From Eugene , Oregon, Heather Perkins is simply one of my all time favorite home recording artists. Her eclectic and wide approach, her unbridled humor and unusually deep voice send me to a place that is hard to describe. From electronic keyboard sonatas to dark-as-the- night ballads, from rocking guitars to cut up kid-like stories; in a way, she is the ultimate home taper: doing anything and doing it magnificently.

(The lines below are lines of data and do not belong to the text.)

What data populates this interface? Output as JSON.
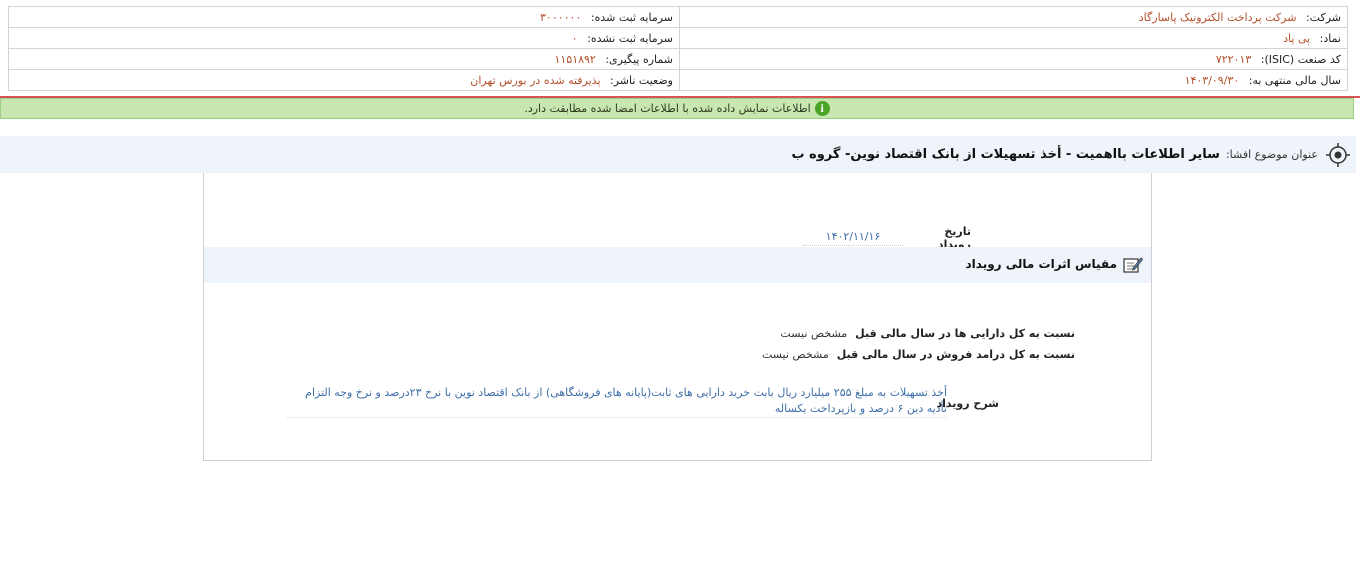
{
  "header": {
    "company_label": "شرکت:",
    "company_value": "شرکت پرداخت الکترونیک پاسارگاد",
    "registered_capital_label": "سرمایه ثبت شده:",
    "registered_capital_value": "۳۰۰۰۰۰۰",
    "symbol_label": "نماد:",
    "symbol_value": "پی پاد",
    "unregistered_capital_label": "سرمایه ثبت نشده:",
    "unregistered_capital_value": "۰",
    "isic_label": "کد صنعت (ISIC):",
    "isic_value": "۷۲۲۰۱۳",
    "tracking_label": "شماره پیگیری:",
    "tracking_value": "۱۱۵۱۸۹۲",
    "fiscal_year_label": "سال مالی منتهی به:",
    "fiscal_year_value": "۱۴۰۳/۰۹/۳۰",
    "publisher_status_label": "وضعیت ناشر:",
    "publisher_status_value": "پذیرفته شده در بورس تهران"
  },
  "notice": {
    "icon": "info-icon",
    "text": "اطلاعات نمایش داده شده با اطلاعات امضا شده مطابقت دارد."
  },
  "title": {
    "icon": "target-icon",
    "label": "عنوان موضوع افشا:",
    "value": "سایر اطلاعات بااهمیت - أخذ تسهیلات از بانک اقتصاد نوین- گروه ب"
  },
  "event": {
    "date_label": "تاریخ رویداد",
    "date_value": "۱۴۰۲/۱۱/۱۶"
  },
  "section": {
    "icon": "edit-note-icon",
    "title": "مقیاس اثرات مالی رویداد"
  },
  "ratios": [
    {
      "label": "نسبت به کل دارایی ها در سال مالی قبل",
      "value": "مشخص نیست"
    },
    {
      "label": "نسبت به کل درامد فروش در سال مالی قبل",
      "value": "مشخص نیست"
    }
  ],
  "description": {
    "label": "شرح رویداد",
    "value": "أخذ تسهیلات به مبلغ ۲۵۵ میلیارد ریال بابت خرید دارایی های ثابت(پایانه های فروشگاهی) از بانک اقتصاد نوین با نرخ ۲۳درصد و نرخ وجه التزام تأدیه دین ۶ درصد و بازپرداخت یکساله"
  },
  "colors": {
    "value_orange": "#b5502a",
    "link_blue": "#3e6ea8",
    "notice_green": "#c8e6b0",
    "header_bg": "#eef4fa"
  }
}
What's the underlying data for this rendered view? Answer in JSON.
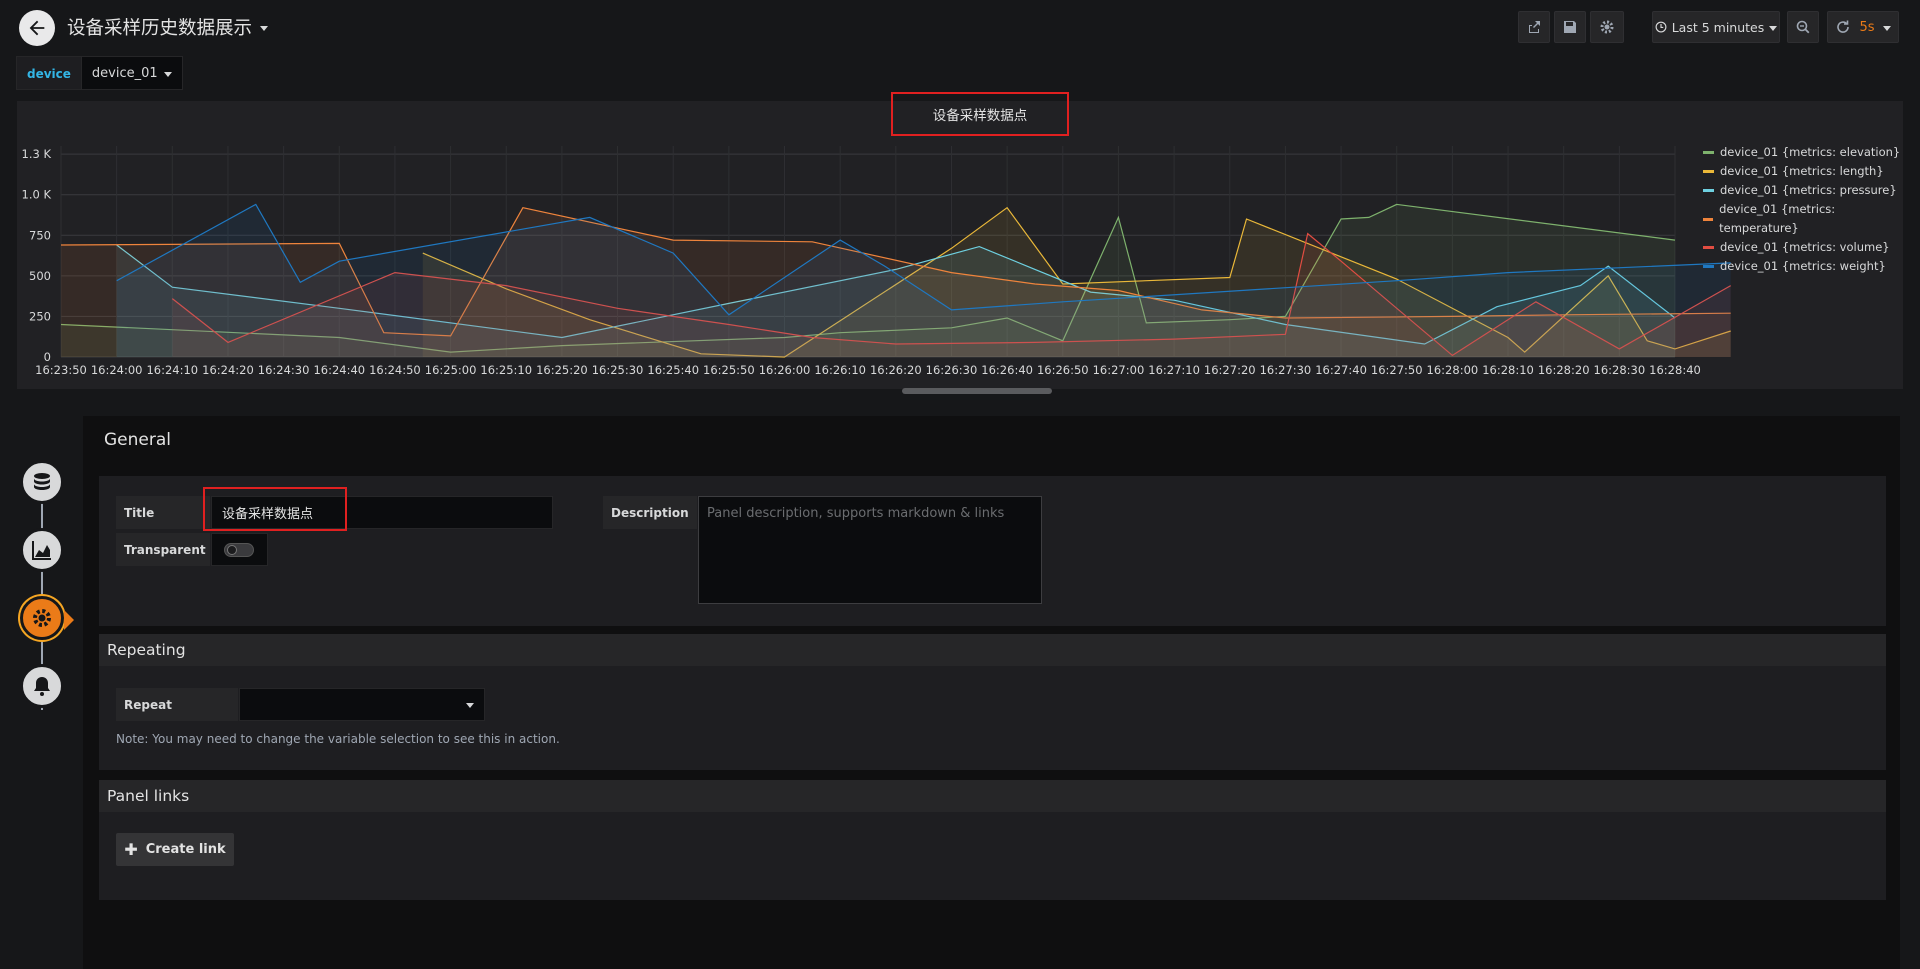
{
  "header": {
    "dashboard_title": "设备采样历史数据展示",
    "time_range": "Last 5 minutes",
    "refresh_interval": "5s"
  },
  "variables": [
    {
      "label": "device",
      "value": "device_01"
    }
  ],
  "panel": {
    "title": "设备采样数据点"
  },
  "chart_data": {
    "type": "line",
    "title": "设备采样数据点",
    "ylim": [
      0,
      1300
    ],
    "yticks": [
      "0",
      "250",
      "500",
      "750",
      "1.0 K",
      "1.3 K"
    ],
    "ytick_values": [
      0,
      250,
      500,
      750,
      1000,
      1250
    ],
    "x_labels": [
      "16:23:50",
      "16:24:00",
      "16:24:10",
      "16:24:20",
      "16:24:30",
      "16:24:40",
      "16:24:50",
      "16:25:00",
      "16:25:10",
      "16:25:20",
      "16:25:30",
      "16:25:40",
      "16:25:50",
      "16:26:00",
      "16:26:10",
      "16:26:20",
      "16:26:30",
      "16:26:40",
      "16:26:50",
      "16:27:00",
      "16:27:10",
      "16:27:20",
      "16:27:30",
      "16:27:40",
      "16:27:50",
      "16:28:00",
      "16:28:10",
      "16:28:20",
      "16:28:30",
      "16:28:40"
    ],
    "grid": true,
    "legend_position": "right",
    "series": [
      {
        "name": "device_01 {metrics: elevation}",
        "color": "#7eb26d",
        "points": [
          [
            0,
            200
          ],
          [
            5,
            120
          ],
          [
            7,
            30
          ],
          [
            9,
            70
          ],
          [
            13,
            120
          ],
          [
            14,
            150
          ],
          [
            16,
            180
          ],
          [
            17,
            240
          ],
          [
            18,
            100
          ],
          [
            19,
            860
          ],
          [
            19.5,
            210
          ],
          [
            21,
            230
          ],
          [
            22,
            250
          ],
          [
            23,
            850
          ],
          [
            23.5,
            860
          ],
          [
            24,
            940
          ],
          [
            29,
            720
          ]
        ]
      },
      {
        "name": "device_01 {metrics: length}",
        "color": "#eab839",
        "points": [
          [
            6.5,
            640
          ],
          [
            8,
            420
          ],
          [
            9.5,
            230
          ],
          [
            11.5,
            20
          ],
          [
            13,
            0
          ],
          [
            16,
            670
          ],
          [
            17,
            920
          ],
          [
            18,
            450
          ],
          [
            19.5,
            470
          ],
          [
            21,
            490
          ],
          [
            21.3,
            850
          ],
          [
            24,
            480
          ],
          [
            26,
            120
          ],
          [
            26.3,
            30
          ],
          [
            27.8,
            500
          ],
          [
            28.5,
            100
          ],
          [
            29,
            50
          ],
          [
            30,
            160
          ]
        ]
      },
      {
        "name": "device_01 {metrics: pressure}",
        "color": "#6ed0e0",
        "points": [
          [
            1,
            690
          ],
          [
            2,
            430
          ],
          [
            5,
            300
          ],
          [
            9,
            120
          ],
          [
            12,
            330
          ],
          [
            15,
            540
          ],
          [
            16.5,
            680
          ],
          [
            17.5,
            540
          ],
          [
            18.5,
            400
          ],
          [
            20,
            350
          ],
          [
            22,
            200
          ],
          [
            24.5,
            80
          ],
          [
            25.8,
            310
          ],
          [
            27.3,
            440
          ],
          [
            27.8,
            560
          ],
          [
            29,
            240
          ]
        ]
      },
      {
        "name": "device_01 {metrics: temperature}",
        "color": "#ef843c",
        "points": [
          [
            0,
            690
          ],
          [
            5,
            700
          ],
          [
            5.8,
            150
          ],
          [
            7,
            130
          ],
          [
            8.3,
            920
          ],
          [
            11,
            720
          ],
          [
            13.5,
            710
          ],
          [
            16,
            520
          ],
          [
            17.5,
            450
          ],
          [
            19,
            410
          ],
          [
            20.5,
            290
          ],
          [
            22,
            240
          ],
          [
            25,
            250
          ],
          [
            27,
            260
          ],
          [
            30,
            270
          ]
        ]
      },
      {
        "name": "device_01 {metrics: volume}",
        "color": "#e24d42",
        "points": [
          [
            2,
            360
          ],
          [
            3,
            90
          ],
          [
            6,
            520
          ],
          [
            8,
            440
          ],
          [
            10,
            300
          ],
          [
            12,
            200
          ],
          [
            13.5,
            120
          ],
          [
            15,
            80
          ],
          [
            17.5,
            90
          ],
          [
            20,
            110
          ],
          [
            22,
            140
          ],
          [
            22.4,
            760
          ],
          [
            23,
            590
          ],
          [
            25,
            10
          ],
          [
            26.5,
            340
          ],
          [
            28,
            50
          ],
          [
            30,
            440
          ]
        ]
      },
      {
        "name": "device_01 {metrics: weight}",
        "color": "#1f78c1",
        "points": [
          [
            1,
            470
          ],
          [
            3.5,
            940
          ],
          [
            4.3,
            460
          ],
          [
            5,
            590
          ],
          [
            9.5,
            860
          ],
          [
            11,
            640
          ],
          [
            12,
            260
          ],
          [
            14,
            720
          ],
          [
            14.8,
            560
          ],
          [
            16,
            290
          ],
          [
            18,
            340
          ],
          [
            24,
            470
          ],
          [
            26,
            520
          ],
          [
            30,
            580
          ]
        ]
      }
    ]
  },
  "editor": {
    "general_title": "General",
    "title_label": "Title",
    "title_value": "设备采样数据点",
    "transparent_label": "Transparent",
    "description_label": "Description",
    "description_placeholder": "Panel description, supports markdown & links",
    "repeating_title": "Repeating",
    "repeat_label": "Repeat",
    "repeat_value": "",
    "repeat_note": "Note: You may need to change the variable selection to see this in action.",
    "panel_links_title": "Panel links",
    "create_link_label": "Create link"
  }
}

It was 1987. I was living in Eugene, in a big house by myself. I had just gotten kicked out of my first band, so I decided to become my own band. I’d recorded pretty much all my life, but the cassette 4 tracks were coming out, and it was a revelation. Someone like me could have a studio in their living room, and play all the parts themselves! So I took out a loan from the credit union to buy a Tascam 4-track, a digital delay, a drum machine, and a microphone. I started recording, and was having a blast – and then someone asked me “What are you going to DO with the tapes you make?” I hadn’t thought of that. Someone told me about a ‘zine for tape-traders, which I found at the local indie record store. In the back of the magazine were the tape trader listings. I saw a listing and address for Don Campau, who had just come out with a double cassette called “Pinata Party” that got a great review. So I sent him a cassette, and he sent me “PInata Party.” It was amazing, so full of joy and like nothing I’d ever heard before. It totally rocked. I was hooked. I traded tapes from then on, with people all over the world. This was before the internet, kids, so we did it all with stamps and envelopes and stuff. So even someone like me, working alone in her living room, could find connection and community with people all over the world – even collaboration! I collaborated through the mail with people like Don, Kevyn Dymond, Dan Fioretti, Tom Burris… I even met some of the people when they came through town. And I traded tapes until it became overwhelming to listen to everything I got – I started to not have time to do it right. So, sadly, I stopped trading. But it was one of the best and most defining parts of my musical life.